## [ENTRIES SUPPLIED]
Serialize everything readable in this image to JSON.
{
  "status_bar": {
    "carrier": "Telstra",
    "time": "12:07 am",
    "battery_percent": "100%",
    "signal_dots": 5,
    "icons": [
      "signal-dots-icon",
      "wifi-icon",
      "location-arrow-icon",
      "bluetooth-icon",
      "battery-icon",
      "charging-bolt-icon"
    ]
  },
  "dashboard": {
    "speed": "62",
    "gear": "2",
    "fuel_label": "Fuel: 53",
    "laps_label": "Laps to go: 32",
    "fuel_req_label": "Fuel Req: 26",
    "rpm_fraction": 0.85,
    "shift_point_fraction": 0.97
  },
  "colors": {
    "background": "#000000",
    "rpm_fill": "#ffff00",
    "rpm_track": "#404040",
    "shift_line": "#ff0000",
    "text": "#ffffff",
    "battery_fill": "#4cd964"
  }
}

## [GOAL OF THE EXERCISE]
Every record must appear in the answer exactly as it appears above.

## [EXERCISE SOLUTION]
Serialize everything readable in this image to JSON.
{
  "status_bar": {
    "carrier": "Telstra",
    "time": "12:07 am",
    "battery_percent": "100%",
    "signal_dots": 5,
    "icons": [
      "signal-dots-icon",
      "wifi-icon",
      "location-arrow-icon",
      "bluetooth-icon",
      "battery-icon",
      "charging-bolt-icon"
    ]
  },
  "dashboard": {
    "speed": "62",
    "gear": "2",
    "fuel_label": "Fuel: 53",
    "laps_label": "Laps to go: 32",
    "fuel_req_label": "Fuel Req: 26",
    "rpm_fraction": 0.85,
    "shift_point_fraction": 0.97
  },
  "colors": {
    "background": "#000000",
    "rpm_fill": "#ffff00",
    "rpm_track": "#404040",
    "shift_line": "#ff0000",
    "text": "#ffffff",
    "battery_fill": "#4cd964"
  }
}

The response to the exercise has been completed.